  • How did the company get to where it is today? Understand the company’s history. 
  • What are the biggest challenges facing this organization, now or in the future?
  • Why is the organization facing, or going to face, these challenges?
  • What are the most promising unexploited opportunities for growth?
  • What would need to happen for the organization to exploit the potential of these opportunities?
  • If you were me, what would you focus your attention on? What questions would you ask that I haven’t? 
Do your due diligence

Before you ask the above questions to your boss or coworkers, do your own research, and try to answer them yourself. 


Below is a list of actions to take during your research:

  • Review business/department goals/objectives
  • Review your job description and company org charts
  • Schedule one-on-one meetings with key colleagues
  • Learn departmental processes, tools, and systems
  • Setup consistent check-in meetings with your manager 
  • Actively seek feedback


By the end of the learning phase, you should know the following:  

  • Performance expectations (how and when you will be evaluated)
  • Company and department strategy, mission, goals, and key projects
  • How you’ll add value
  • Key team members and how you’ll interact with them
  • Short term/long-term goals
  • Strategic priorities for your specific position
  • Your manager’s assessment of your performance thus far
  • How your organization informally operates (company politics and culture) 
  • Any potential problems or obstacles that could derail your success in the future 
  • How power flows through your organization; i.e., who can legitimately exercise authority and make decisions?
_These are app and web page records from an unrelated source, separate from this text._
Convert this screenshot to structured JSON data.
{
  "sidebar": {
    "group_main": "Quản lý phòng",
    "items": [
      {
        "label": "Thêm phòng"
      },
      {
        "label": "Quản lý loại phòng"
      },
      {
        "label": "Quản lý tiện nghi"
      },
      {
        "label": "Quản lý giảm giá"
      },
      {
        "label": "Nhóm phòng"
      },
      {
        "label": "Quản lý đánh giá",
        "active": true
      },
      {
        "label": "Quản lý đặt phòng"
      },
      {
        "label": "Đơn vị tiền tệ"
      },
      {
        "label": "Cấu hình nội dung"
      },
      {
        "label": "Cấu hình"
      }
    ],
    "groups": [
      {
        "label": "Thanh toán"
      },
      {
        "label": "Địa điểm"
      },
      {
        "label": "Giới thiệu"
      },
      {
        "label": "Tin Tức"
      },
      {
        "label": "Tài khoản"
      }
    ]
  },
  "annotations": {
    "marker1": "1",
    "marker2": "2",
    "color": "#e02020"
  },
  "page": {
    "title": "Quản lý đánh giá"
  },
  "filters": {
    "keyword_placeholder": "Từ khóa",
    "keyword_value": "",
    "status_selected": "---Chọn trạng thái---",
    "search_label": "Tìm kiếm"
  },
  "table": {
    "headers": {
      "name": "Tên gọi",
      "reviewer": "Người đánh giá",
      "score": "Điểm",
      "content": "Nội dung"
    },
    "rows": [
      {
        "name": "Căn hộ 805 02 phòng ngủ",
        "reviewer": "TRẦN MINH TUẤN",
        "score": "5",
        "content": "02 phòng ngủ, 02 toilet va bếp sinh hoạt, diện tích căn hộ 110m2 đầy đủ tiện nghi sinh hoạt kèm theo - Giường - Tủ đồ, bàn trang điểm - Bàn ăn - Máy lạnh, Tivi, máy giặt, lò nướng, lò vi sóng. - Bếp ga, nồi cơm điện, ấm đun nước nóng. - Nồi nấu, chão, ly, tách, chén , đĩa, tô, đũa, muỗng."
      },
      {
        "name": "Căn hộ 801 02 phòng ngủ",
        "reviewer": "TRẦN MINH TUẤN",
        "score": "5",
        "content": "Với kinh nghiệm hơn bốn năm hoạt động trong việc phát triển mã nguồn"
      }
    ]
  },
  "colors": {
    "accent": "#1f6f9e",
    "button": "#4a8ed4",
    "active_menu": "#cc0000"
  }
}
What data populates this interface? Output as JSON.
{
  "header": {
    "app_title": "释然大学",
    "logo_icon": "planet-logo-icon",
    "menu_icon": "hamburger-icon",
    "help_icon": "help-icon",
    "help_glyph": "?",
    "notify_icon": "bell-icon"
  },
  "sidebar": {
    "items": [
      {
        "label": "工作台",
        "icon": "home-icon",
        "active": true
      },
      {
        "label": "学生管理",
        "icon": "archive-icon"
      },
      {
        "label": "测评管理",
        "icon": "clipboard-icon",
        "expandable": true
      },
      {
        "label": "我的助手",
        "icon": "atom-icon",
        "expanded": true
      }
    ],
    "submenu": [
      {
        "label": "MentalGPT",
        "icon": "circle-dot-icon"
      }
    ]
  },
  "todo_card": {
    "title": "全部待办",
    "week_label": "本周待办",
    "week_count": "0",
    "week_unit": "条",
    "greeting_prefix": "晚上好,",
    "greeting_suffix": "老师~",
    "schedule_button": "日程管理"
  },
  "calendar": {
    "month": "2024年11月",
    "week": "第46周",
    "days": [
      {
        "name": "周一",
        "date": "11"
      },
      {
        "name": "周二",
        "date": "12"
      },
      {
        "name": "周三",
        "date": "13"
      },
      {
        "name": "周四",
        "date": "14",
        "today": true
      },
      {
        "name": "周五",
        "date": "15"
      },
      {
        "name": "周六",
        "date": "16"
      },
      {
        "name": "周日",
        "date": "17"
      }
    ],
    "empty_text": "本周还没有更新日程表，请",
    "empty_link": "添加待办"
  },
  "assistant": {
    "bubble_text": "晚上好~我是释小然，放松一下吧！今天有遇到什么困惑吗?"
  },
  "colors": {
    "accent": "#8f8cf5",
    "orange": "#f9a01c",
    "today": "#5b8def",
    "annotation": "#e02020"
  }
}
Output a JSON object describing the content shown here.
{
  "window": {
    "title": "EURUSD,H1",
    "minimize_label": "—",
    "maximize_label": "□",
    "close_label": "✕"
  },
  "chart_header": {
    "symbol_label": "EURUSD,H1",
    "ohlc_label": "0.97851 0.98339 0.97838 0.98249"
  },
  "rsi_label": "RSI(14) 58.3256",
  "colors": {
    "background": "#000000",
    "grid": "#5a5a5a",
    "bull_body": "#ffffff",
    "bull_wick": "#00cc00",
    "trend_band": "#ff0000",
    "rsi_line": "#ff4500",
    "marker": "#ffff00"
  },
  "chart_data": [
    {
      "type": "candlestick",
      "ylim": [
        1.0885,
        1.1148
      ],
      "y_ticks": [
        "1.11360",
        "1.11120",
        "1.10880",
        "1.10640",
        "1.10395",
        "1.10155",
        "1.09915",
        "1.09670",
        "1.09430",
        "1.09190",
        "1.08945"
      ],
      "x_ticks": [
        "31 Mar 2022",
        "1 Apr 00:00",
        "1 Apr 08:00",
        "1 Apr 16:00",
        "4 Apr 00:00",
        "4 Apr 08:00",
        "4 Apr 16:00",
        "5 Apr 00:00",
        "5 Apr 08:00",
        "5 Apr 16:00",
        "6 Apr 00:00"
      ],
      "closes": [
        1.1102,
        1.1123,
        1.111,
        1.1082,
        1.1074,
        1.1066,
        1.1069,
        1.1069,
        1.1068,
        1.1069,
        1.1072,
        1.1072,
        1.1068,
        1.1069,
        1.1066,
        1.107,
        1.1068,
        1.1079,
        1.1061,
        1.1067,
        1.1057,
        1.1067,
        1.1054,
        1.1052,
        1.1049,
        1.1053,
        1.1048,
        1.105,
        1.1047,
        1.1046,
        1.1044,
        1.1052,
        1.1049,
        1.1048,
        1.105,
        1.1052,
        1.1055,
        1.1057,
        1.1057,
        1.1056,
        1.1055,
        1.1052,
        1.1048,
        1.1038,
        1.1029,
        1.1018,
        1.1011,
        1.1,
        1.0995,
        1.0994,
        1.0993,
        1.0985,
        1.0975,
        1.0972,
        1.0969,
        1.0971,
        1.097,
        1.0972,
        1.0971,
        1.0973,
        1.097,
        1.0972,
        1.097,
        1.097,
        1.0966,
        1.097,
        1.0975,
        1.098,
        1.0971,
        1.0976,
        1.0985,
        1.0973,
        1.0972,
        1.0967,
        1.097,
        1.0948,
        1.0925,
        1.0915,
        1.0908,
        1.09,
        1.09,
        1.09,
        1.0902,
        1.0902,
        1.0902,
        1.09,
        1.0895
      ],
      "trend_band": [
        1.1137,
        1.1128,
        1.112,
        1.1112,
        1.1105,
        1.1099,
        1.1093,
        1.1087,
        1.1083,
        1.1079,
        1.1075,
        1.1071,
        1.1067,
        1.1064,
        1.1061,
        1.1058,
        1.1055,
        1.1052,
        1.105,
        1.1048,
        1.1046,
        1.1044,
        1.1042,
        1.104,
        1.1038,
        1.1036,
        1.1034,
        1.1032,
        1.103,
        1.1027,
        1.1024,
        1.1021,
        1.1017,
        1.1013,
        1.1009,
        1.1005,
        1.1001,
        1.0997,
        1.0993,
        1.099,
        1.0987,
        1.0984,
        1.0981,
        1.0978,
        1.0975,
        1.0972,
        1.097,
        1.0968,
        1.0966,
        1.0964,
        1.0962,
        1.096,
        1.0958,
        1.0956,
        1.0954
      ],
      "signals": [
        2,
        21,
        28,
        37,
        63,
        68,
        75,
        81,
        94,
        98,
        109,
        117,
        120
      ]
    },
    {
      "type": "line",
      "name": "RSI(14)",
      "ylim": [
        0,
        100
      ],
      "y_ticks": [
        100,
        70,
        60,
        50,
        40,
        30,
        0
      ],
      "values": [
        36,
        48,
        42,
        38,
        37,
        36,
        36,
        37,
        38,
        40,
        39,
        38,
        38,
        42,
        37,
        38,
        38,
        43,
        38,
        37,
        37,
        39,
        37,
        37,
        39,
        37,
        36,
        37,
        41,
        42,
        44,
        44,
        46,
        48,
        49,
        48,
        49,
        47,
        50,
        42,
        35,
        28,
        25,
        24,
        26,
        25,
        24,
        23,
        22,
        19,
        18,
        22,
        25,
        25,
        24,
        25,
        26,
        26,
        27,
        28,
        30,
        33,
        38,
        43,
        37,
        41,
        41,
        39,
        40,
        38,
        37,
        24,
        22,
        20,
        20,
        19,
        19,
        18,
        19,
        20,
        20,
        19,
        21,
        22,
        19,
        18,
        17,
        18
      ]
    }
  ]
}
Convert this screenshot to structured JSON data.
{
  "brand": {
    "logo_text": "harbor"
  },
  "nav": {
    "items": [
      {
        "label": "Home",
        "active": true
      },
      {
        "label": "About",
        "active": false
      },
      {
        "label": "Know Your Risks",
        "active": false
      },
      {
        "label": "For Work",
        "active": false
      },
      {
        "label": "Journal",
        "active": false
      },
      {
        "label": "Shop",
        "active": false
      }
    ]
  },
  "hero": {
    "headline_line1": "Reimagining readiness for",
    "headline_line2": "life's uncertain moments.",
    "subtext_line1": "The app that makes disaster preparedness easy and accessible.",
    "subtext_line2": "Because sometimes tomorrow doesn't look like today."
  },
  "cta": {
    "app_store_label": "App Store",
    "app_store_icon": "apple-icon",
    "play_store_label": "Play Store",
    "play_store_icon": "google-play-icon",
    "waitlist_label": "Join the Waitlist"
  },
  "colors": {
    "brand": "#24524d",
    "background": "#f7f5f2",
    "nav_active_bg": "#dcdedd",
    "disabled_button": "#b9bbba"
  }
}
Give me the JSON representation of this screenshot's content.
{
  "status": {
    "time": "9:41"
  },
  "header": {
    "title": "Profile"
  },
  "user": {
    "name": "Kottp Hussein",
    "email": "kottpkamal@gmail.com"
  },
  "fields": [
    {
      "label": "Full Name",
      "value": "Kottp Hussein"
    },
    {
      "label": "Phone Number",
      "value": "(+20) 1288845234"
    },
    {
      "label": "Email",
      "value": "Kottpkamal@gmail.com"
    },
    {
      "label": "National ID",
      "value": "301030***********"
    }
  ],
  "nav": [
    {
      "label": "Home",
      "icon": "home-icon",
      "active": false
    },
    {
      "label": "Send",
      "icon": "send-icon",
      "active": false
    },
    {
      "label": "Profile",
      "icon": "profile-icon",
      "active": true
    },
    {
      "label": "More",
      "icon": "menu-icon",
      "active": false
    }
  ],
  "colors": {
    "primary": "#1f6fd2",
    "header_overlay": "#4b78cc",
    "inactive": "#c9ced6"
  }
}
What does it take to “earn your stripes?” What actions are valued by the organization? 


Secure early wins

By the end of your new job transition you want your boss and your peers to feel that something new—something good—is happening. 

Early wins excite and energize people, and build your professional credibility. Done well, early wins help you create value for your new organization faster, and therefore, establish your personal reputation sooner. 

Be sure to find out what your boss defines as a win—don’t create these wins by yourself.

What does she expect you to learn and accomplish in your first 90 days? How quickly does she expect to see results? The more clarity you build around these issues, the easier your transition will be.


Elements of an “early win”

Google sheet template to track and organize quick wins You can use this template to evaluate potential “early wins.”

  • Requires little to no resources
  • Low risk
  • Known problem and agreed-upon solution
  • Small scope
  • Has stakeholder buy-in
  • High confidence of a positive impact
  • Solution can be implemented within first 90 days


Avoid “early win” mistakes

  • Failing to focus: Don’t try to tackle everything at once. Pick an initiative to focus on and stick with it until you finish it.
  • Failing to take the business situation into account: What constitutes an early win in one situation can be a waste of time in another. 
  • Not adjusting for the culture: Make sure you understand what the organization considers a win.
  • Failing to focus on what matters to your boss: Addressing problems that your boss cares about will go a long way toward building credibility and cementing access to resources.


Start your new job with a bang

chart of dos and don'ts for starting a new job There you have it! Now you know how to start your new job off right—prepare before you start, learn fast, and secure early wins. #yougotthis

Any new job tips that I missed? Share in the comments!